# ENTRIES PROVIDED:
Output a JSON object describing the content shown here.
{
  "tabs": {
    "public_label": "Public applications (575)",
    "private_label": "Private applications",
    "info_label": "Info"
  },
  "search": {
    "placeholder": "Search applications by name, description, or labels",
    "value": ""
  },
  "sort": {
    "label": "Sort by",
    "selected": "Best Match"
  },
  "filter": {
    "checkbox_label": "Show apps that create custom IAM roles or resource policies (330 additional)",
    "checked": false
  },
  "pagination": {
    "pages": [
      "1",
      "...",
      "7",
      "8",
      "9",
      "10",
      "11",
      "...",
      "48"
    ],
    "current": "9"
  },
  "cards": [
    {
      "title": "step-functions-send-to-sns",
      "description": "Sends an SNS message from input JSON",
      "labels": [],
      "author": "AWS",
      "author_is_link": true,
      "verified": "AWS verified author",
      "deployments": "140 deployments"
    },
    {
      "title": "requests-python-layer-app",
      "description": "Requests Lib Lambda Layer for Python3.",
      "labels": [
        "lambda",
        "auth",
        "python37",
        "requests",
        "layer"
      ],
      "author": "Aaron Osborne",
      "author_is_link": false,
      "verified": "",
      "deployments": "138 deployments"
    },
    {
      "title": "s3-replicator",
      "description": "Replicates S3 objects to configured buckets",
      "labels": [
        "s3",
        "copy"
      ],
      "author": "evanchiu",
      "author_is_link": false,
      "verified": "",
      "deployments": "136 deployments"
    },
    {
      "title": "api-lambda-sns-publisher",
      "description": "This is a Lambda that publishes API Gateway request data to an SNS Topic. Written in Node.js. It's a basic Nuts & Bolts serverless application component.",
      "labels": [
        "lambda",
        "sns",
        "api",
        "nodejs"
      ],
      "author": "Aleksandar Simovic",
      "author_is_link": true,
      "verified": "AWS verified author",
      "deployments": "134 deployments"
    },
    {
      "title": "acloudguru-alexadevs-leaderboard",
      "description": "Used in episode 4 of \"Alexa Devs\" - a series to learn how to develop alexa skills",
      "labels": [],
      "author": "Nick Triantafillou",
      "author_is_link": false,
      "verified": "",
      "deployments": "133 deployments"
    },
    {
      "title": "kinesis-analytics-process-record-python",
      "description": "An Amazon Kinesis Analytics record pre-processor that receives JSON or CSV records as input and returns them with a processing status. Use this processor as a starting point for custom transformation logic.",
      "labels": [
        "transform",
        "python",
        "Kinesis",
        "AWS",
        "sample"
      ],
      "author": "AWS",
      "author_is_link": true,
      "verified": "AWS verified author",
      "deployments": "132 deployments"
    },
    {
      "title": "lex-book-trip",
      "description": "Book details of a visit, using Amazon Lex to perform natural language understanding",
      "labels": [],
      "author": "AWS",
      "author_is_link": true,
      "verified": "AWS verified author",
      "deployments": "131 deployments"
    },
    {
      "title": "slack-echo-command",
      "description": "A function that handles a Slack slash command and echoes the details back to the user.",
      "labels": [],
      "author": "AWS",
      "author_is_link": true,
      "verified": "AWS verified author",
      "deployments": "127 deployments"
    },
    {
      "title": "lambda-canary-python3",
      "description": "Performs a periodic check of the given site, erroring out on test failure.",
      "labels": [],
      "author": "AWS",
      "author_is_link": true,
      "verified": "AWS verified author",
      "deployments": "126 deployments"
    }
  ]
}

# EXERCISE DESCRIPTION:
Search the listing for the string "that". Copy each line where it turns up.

# RESPONSE:
    "checkbox_label": "Show apps that create custom IAM roles or resource policies (330 additional)",
      "description": "This is a Lambda that publishes API Gateway request data to an SNS Topic. Written in Node.js. It's a basic Nuts & Bolts serverless application component.",
      "description": "An Amazon Kinesis Analytics record pre-processor that receives JSON or CSV records as input and returns them with a processing status. Use this processor as a starting point for custom transformation logic.",
      "description": "A function that handles a Slack slash command and echoes the details back to the user.",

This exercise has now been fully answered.